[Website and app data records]
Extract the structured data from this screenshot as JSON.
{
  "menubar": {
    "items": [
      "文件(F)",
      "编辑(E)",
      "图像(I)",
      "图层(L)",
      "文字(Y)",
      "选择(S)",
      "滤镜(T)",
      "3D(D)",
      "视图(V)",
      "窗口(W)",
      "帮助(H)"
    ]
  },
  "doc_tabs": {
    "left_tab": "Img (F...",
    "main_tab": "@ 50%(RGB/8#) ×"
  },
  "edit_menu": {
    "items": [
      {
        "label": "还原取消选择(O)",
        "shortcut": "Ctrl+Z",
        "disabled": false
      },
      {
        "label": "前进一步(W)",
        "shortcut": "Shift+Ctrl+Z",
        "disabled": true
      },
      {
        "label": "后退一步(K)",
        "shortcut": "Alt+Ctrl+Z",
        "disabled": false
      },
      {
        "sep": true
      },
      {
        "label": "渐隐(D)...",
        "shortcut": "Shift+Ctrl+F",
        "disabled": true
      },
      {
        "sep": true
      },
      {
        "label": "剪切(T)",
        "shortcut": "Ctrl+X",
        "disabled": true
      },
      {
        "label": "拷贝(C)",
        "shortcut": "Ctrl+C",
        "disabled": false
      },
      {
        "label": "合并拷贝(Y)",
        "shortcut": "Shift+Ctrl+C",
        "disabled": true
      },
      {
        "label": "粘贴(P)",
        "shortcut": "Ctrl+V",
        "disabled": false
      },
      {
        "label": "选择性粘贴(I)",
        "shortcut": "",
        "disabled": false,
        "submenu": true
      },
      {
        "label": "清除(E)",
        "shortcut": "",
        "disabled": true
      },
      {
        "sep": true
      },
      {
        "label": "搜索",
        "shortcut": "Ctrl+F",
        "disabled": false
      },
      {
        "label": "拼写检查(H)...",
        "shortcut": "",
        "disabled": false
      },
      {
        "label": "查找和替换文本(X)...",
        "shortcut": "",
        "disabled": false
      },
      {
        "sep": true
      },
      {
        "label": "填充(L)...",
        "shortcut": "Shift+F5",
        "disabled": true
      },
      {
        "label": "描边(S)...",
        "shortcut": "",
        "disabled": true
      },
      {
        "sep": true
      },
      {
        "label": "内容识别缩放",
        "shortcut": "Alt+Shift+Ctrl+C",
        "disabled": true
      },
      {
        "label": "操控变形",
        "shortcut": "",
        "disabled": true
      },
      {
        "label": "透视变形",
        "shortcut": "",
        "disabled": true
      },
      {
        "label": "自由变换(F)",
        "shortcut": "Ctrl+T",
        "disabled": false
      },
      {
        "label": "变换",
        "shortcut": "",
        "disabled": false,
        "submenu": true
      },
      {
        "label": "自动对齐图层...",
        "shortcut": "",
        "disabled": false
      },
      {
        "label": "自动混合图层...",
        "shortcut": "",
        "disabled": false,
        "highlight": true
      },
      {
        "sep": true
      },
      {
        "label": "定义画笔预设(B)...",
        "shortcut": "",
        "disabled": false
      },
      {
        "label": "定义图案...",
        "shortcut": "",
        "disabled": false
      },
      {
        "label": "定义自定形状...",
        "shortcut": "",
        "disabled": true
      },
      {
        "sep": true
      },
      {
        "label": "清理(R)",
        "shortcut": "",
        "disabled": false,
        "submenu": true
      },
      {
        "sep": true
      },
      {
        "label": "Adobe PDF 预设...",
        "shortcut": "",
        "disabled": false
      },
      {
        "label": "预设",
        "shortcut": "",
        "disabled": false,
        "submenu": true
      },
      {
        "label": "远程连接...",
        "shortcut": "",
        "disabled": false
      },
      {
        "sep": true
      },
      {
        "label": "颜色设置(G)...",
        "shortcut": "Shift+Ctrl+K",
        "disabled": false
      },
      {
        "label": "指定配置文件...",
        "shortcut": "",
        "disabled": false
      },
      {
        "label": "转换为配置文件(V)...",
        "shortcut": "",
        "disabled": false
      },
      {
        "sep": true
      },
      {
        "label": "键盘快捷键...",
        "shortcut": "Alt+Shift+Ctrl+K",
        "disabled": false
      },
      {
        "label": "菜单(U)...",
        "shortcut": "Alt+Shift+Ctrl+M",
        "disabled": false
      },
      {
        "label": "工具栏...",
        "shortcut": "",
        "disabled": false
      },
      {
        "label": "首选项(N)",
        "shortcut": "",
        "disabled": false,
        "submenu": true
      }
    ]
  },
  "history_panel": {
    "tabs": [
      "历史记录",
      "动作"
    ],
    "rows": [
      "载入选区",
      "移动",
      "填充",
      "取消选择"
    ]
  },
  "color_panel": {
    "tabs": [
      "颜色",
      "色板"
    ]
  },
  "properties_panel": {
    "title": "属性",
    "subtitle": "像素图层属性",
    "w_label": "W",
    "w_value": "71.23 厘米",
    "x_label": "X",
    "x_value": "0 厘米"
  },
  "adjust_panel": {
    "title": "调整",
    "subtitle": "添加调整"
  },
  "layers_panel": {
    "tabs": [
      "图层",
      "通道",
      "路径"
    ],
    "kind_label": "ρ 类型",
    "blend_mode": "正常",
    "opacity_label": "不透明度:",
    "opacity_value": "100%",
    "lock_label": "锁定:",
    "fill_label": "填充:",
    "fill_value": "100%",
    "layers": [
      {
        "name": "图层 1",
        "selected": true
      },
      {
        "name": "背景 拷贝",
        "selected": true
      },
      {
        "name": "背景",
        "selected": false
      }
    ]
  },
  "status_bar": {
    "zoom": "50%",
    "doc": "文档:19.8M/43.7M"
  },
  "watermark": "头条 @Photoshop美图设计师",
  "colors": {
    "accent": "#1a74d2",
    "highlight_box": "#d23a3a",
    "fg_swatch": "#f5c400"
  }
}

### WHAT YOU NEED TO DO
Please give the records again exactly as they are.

### ANSWER SECTION
Extract the structured data from this screenshot as JSON.
{
  "menubar": {
    "items": [
      "文件(F)",
      "编辑(E)",
      "图像(I)",
      "图层(L)",
      "文字(Y)",
      "选择(S)",
      "滤镜(T)",
      "3D(D)",
      "视图(V)",
      "窗口(W)",
      "帮助(H)"
    ]
  },
  "doc_tabs": {
    "left_tab": "Img (F...",
    "main_tab": "@ 50%(RGB/8#) ×"
  },
  "edit_menu": {
    "items": [
      {
        "label": "还原取消选择(O)",
        "shortcut": "Ctrl+Z",
        "disabled": false
      },
      {
        "label": "前进一步(W)",
        "shortcut": "Shift+Ctrl+Z",
        "disabled": true
      },
      {
        "label": "后退一步(K)",
        "shortcut": "Alt+Ctrl+Z",
        "disabled": false
      },
      {
        "sep": true
      },
      {
        "label": "渐隐(D)...",
        "shortcut": "Shift+Ctrl+F",
        "disabled": true
      },
      {
        "sep": true
      },
      {
        "label": "剪切(T)",
        "shortcut": "Ctrl+X",
        "disabled": true
      },
      {
        "label": "拷贝(C)",
        "shortcut": "Ctrl+C",
        "disabled": false
      },
      {
        "label": "合并拷贝(Y)",
        "shortcut": "Shift+Ctrl+C",
        "disabled": true
      },
      {
        "label": "粘贴(P)",
        "shortcut": "Ctrl+V",
        "disabled": false
      },
      {
        "label": "选择性粘贴(I)",
        "shortcut": "",
        "disabled": false,
        "submenu": true
      },
      {
        "label": "清除(E)",
        "shortcut": "",
        "disabled": true
      },
      {
        "sep": true
      },
      {
        "label": "搜索",
        "shortcut": "Ctrl+F",
        "disabled": false
      },
      {
        "label": "拼写检查(H)...",
        "shortcut": "",
        "disabled": false
      },
      {
        "label": "查找和替换文本(X)...",
        "shortcut": "",
        "disabled": false
      },
      {
        "sep": true
      },
      {
        "label": "填充(L)...",
        "shortcut": "Shift+F5",
        "disabled": true
      },
      {
        "label": "描边(S)...",
        "shortcut": "",
        "disabled": true
      },
      {
        "sep": true
      },
      {
        "label": "内容识别缩放",
        "shortcut": "Alt+Shift+Ctrl+C",
        "disabled": true
      },
      {
        "label": "操控变形",
        "shortcut": "",
        "disabled": true
      },
      {
        "label": "透视变形",
        "shortcut": "",
        "disabled": true
      },
      {
        "label": "自由变换(F)",
        "shortcut": "Ctrl+T",
        "disabled": false
      },
      {
        "label": "变换",
        "shortcut": "",
        "disabled": false,
        "submenu": true
      },
      {
        "label": "自动对齐图层...",
        "shortcut": "",
        "disabled": false
      },
      {
        "label": "自动混合图层...",
        "shortcut": "",
        "disabled": false,
        "highlight": true
      },
      {
        "sep": true
      },
      {
        "label": "定义画笔预设(B)...",
        "shortcut": "",
        "disabled": false
      },
      {
        "label": "定义图案...",
        "shortcut": "",
        "disabled": false
      },
      {
        "label": "定义自定形状...",
        "shortcut": "",
        "disabled": true
      },
      {
        "sep": true
      },
      {
        "label": "清理(R)",
        "shortcut": "",
        "disabled": false,
        "submenu": true
      },
      {
        "sep": true
      },
      {
        "label": "Adobe PDF 预设...",
        "shortcut": "",
        "disabled": false
      },
      {
        "label": "预设",
        "shortcut": "",
        "disabled": false,
        "submenu": true
      },
      {
        "label": "远程连接...",
        "shortcut": "",
        "disabled": false
      },
      {
        "sep": true
      },
      {
        "label": "颜色设置(G)...",
        "shortcut": "Shift+Ctrl+K",
        "disabled": false
      },
      {
        "label": "指定配置文件...",
        "shortcut": "",
        "disabled": false
      },
      {
        "label": "转换为配置文件(V)...",
        "shortcut": "",
        "disabled": false
      },
      {
        "sep": true
      },
      {
        "label": "键盘快捷键...",
        "shortcut": "Alt+Shift+Ctrl+K",
        "disabled": false
      },
      {
        "label": "菜单(U)...",
        "shortcut": "Alt+Shift+Ctrl+M",
        "disabled": false
      },
      {
        "label": "工具栏...",
        "shortcut": "",
        "disabled": false
      },
      {
        "label": "首选项(N)",
        "shortcut": "",
        "disabled": false,
        "submenu": true
      }
    ]
  },
  "history_panel": {
    "tabs": [
      "历史记录",
      "动作"
    ],
    "rows": [
      "载入选区",
      "移动",
      "填充",
      "取消选择"
    ]
  },
  "color_panel": {
    "tabs": [
      "颜色",
      "色板"
    ]
  },
  "properties_panel": {
    "title": "属性",
    "subtitle": "像素图层属性",
    "w_label": "W",
    "w_value": "71.23 厘米",
    "x_label": "X",
    "x_value": "0 厘米"
  },
  "adjust_panel": {
    "title": "调整",
    "subtitle": "添加调整"
  },
  "layers_panel": {
    "tabs": [
      "图层",
      "通道",
      "路径"
    ],
    "kind_label": "ρ 类型",
    "blend_mode": "正常",
    "opacity_label": "不透明度:",
    "opacity_value": "100%",
    "lock_label": "锁定:",
    "fill_label": "填充:",
    "fill_value": "100%",
    "layers": [
      {
        "name": "图层 1",
        "selected": true
      },
      {
        "name": "背景 拷贝",
        "selected": true
      },
      {
        "name": "背景",
        "selected": false
      }
    ]
  },
  "status_bar": {
    "zoom": "50%",
    "doc": "文档:19.8M/43.7M"
  },
  "watermark": "头条 @Photoshop美图设计师",
  "colors": {
    "accent": "#1a74d2",
    "highlight_box": "#d23a3a",
    "fg_swatch": "#f5c400"
  }
}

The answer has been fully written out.